Many technologies that have made their debut at the ASSL meeting have quickly found their way into commercial products—single-frequency operation induced by an acousto-optical modulator (ASSL '97), the passively modelocked SESAM (ASSL '96), and the periodically poled lithium niobate optical parametric oscillator (ASSL '97), to name a few.
It was refreshing to see that at least one commercial company—Spectra Physics Lasers (Mountain View, CA)—demonstrated its gratitude with a cash gift to the conference, an effort that helped defray some of the additional costs of holding the meeting in Europe. The lion's share of the funding was provided by NASA, the US Air Force Office of Scientific Research, the Swiss National Science Foundation, the Swiss Office of Education & Science, and the US Night Vision & Electronic Sensors Directorate. These organizations were the pioneers of our diode-pumped industry, providing the funding to critical crystal growers and diode manufacturers that spawned the early devices for research.
The exhibitors were undaunted by the challenges of shipping their booths to Switzerland and participated enthusiastically in the lively technical discussions, business, and networking that are so much a part of ASSL. Coherent (Santa Clara, CA) gave a good showing of its new diode technology and promised continued support of the national laboratories for development. Raicol Crystals (Yehud, Israel) showed continued support of gray-track-resistant KTP and also provided an RTP Q-switch that was discussed in a postdeadline paper on high-repetition-rate applications.
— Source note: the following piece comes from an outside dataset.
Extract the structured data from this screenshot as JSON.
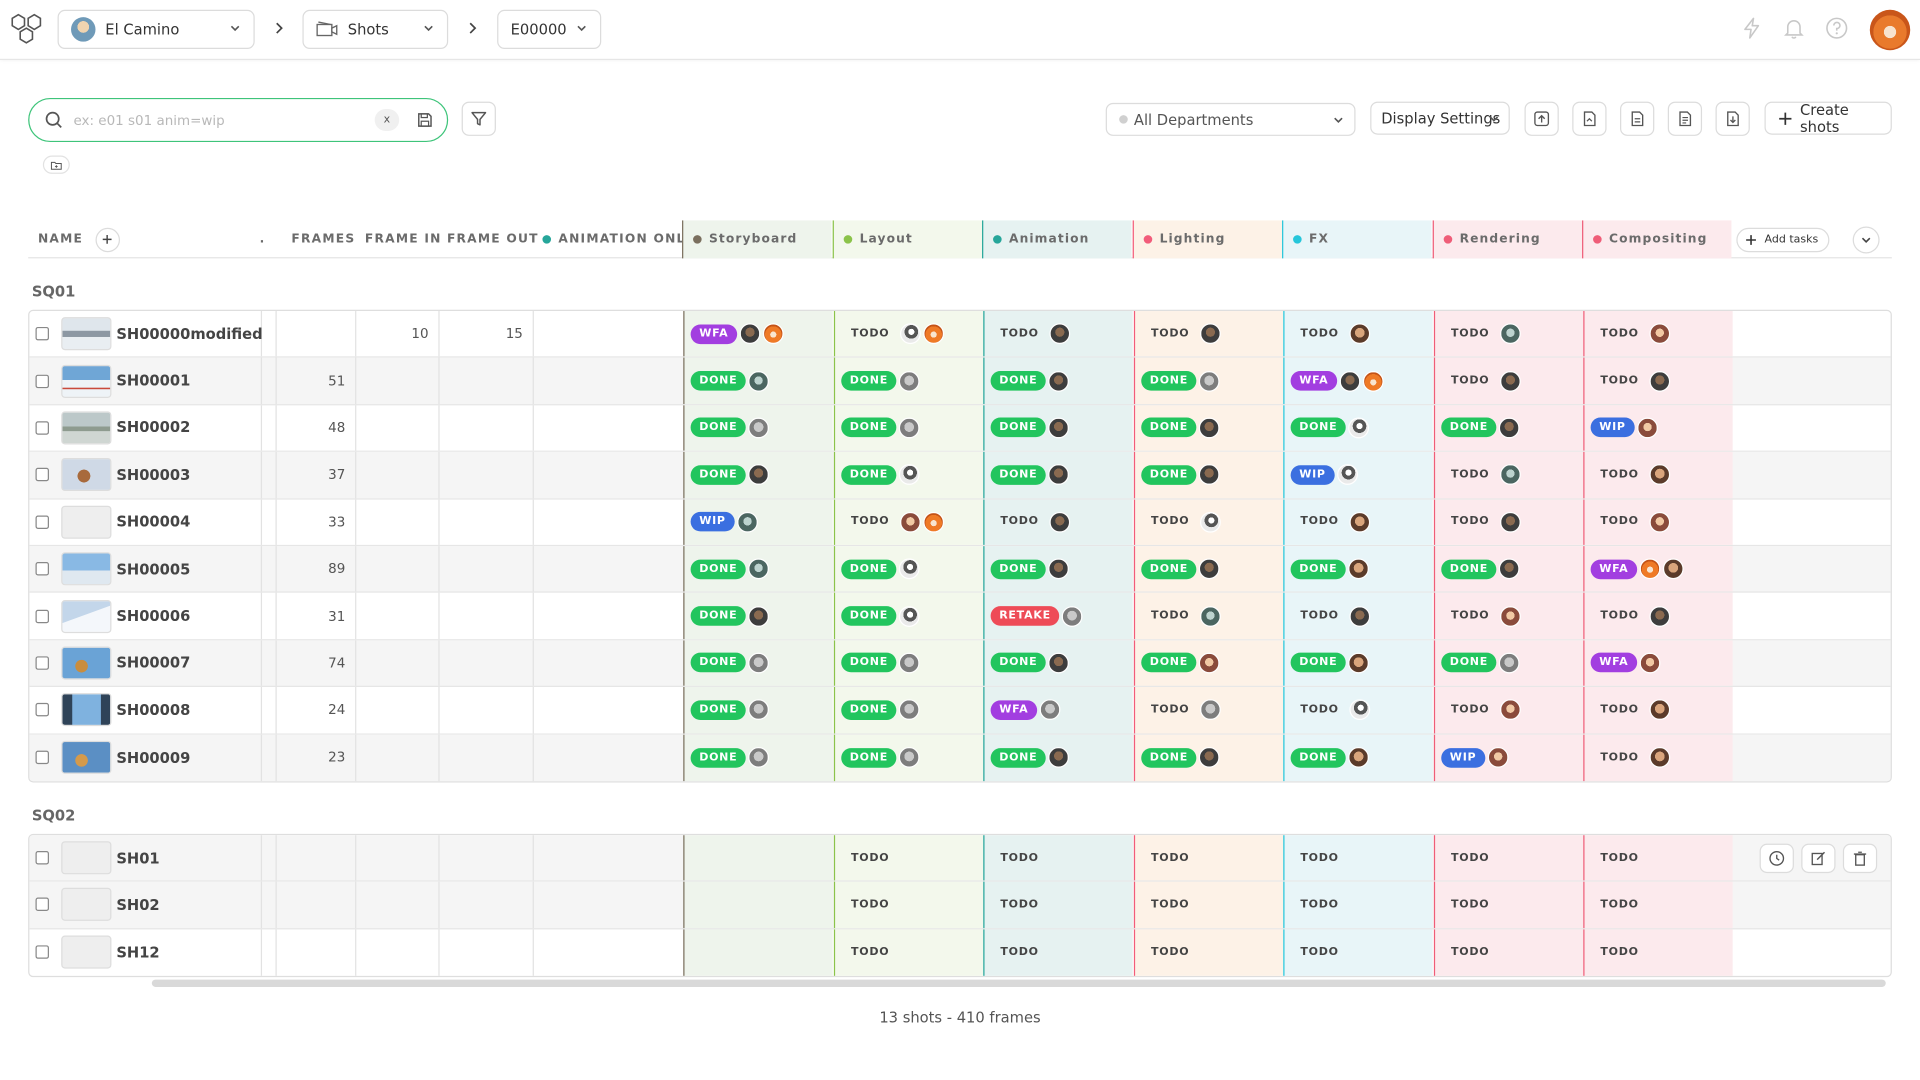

It reported the highest repetition rate operation of any electro-optic Q-switch to date, at 75 kHz, with low insertion loss.
The Advanced Solid State Lasers 2001 Topical Meeting will be held in Seattle, WA, January 28-31.
Larry Marshall is president of Light Solutions, 1212 Terra Bella Ave., Mountain View, CA 94043, and a Laser Focus World editorial advisor.